Problem:
Output the listing below verbatim, but drop the images.

Material for this exercise:

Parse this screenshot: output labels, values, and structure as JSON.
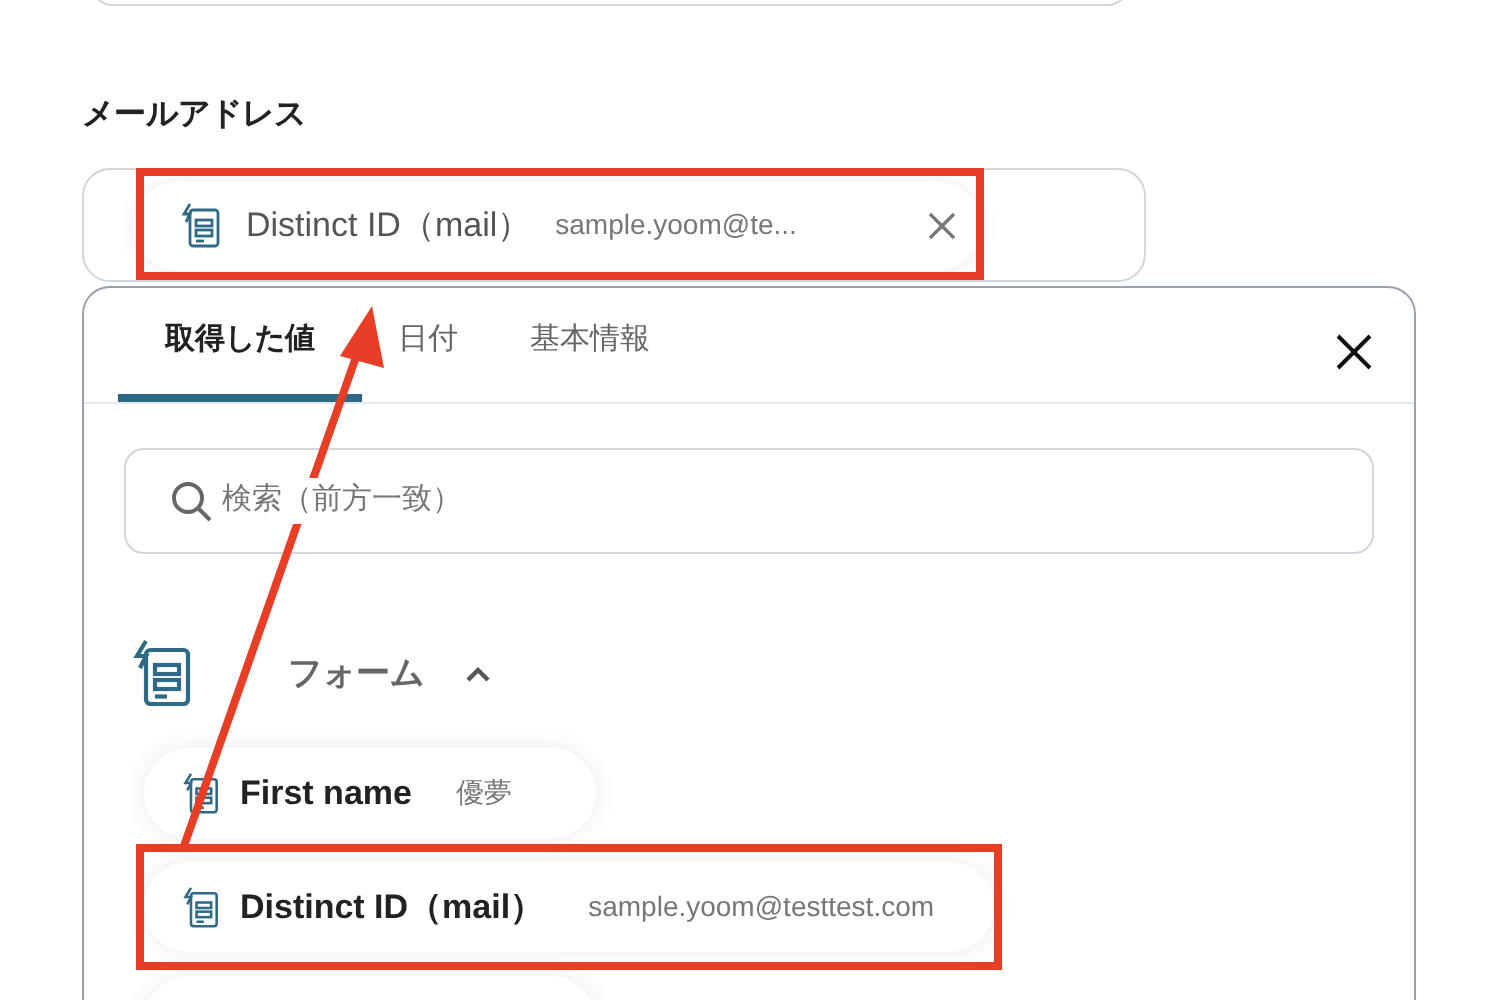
{
  "field": {
    "label": "メールアドレス",
    "chip": {
      "name": "Distinct ID（mail）",
      "value": "sample.yoom@te...",
      "highlighted": true
    }
  },
  "popup": {
    "tabs": [
      {
        "label": "取得した値",
        "selected": true
      },
      {
        "label": "日付",
        "selected": false
      },
      {
        "label": "基本情報",
        "selected": false
      }
    ],
    "search": {
      "placeholder": "検索（前方一致）"
    },
    "section": {
      "title": "フォーム",
      "expanded": true,
      "items": [
        {
          "name": "First name",
          "value": "優夢",
          "highlighted": false
        },
        {
          "name": "Distinct ID（mail）",
          "value": "sample.yoom@testtest.com",
          "highlighted": true
        }
      ]
    }
  }
}
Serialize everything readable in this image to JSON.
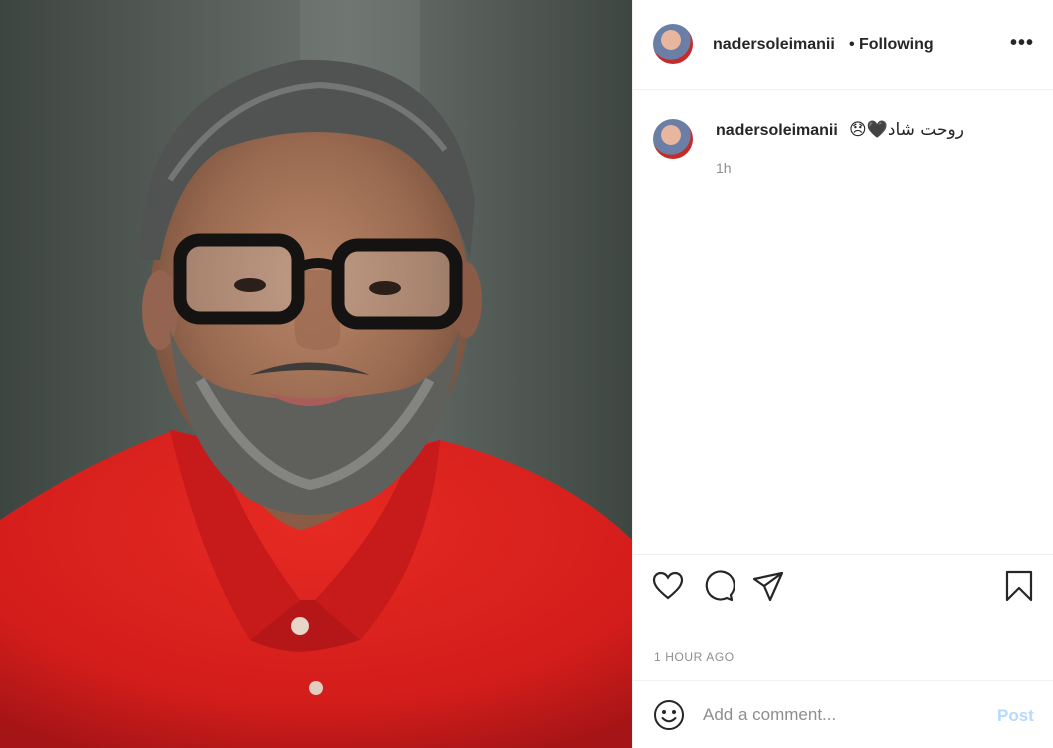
{
  "post": {
    "image_alt": "",
    "username": "nadersoleimanii",
    "separator": "•",
    "follow_status": "Following",
    "more_label": "•••",
    "caption": {
      "username": "nadersoleimanii",
      "text": "روحت شاد🖤😞",
      "age": "1h"
    },
    "timestamp": "1 HOUR AGO"
  },
  "icons": {
    "like": "heart-icon",
    "comment": "comment-bubble-icon",
    "share": "paper-plane-icon",
    "save": "bookmark-icon",
    "emoji": "smiley-icon",
    "more": "ellipsis-icon"
  },
  "comment_box": {
    "placeholder": "Add a comment...",
    "post_label": "Post"
  },
  "colors": {
    "text": "#262626",
    "muted": "#8e8e8e",
    "border": "#efefef",
    "post_disabled": "#b3dbff",
    "shirt": "#d61f1f"
  }
}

Solution to this exercise:
Parse this screenshot: output labels, values, and structure as JSON.
{
  "field": {
    "label": "メールアドレス",
    "chip": {
      "name": "Distinct ID（mail）",
      "value": "sample.yoom@te...",
      "highlighted": true
    }
  },
  "popup": {
    "tabs": [
      {
        "label": "取得した値",
        "selected": true
      },
      {
        "label": "日付",
        "selected": false
      },
      {
        "label": "基本情報",
        "selected": false
      }
    ],
    "search": {
      "placeholder": "検索（前方一致）"
    },
    "section": {
      "title": "フォーム",
      "expanded": true,
      "items": [
        {
          "name": "First name",
          "value": "優夢",
          "highlighted": false
        },
        {
          "name": "Distinct ID（mail）",
          "value": "sample.yoom@testtest.com",
          "highlighted": true
        }
      ]
    }
  }
}
Serialize everything readable in this image to JSON.
{
  "post": {
    "image_alt": "",
    "username": "nadersoleimanii",
    "separator": "•",
    "follow_status": "Following",
    "more_label": "•••",
    "caption": {
      "username": "nadersoleimanii",
      "text": "روحت شاد🖤😞",
      "age": "1h"
    },
    "timestamp": "1 HOUR AGO"
  },
  "icons": {
    "like": "heart-icon",
    "comment": "comment-bubble-icon",
    "share": "paper-plane-icon",
    "save": "bookmark-icon",
    "emoji": "smiley-icon",
    "more": "ellipsis-icon"
  },
  "comment_box": {
    "placeholder": "Add a comment...",
    "post_label": "Post"
  },
  "colors": {
    "text": "#262626",
    "muted": "#8e8e8e",
    "border": "#efefef",
    "post_disabled": "#b3dbff",
    "shirt": "#d61f1f"
  }
}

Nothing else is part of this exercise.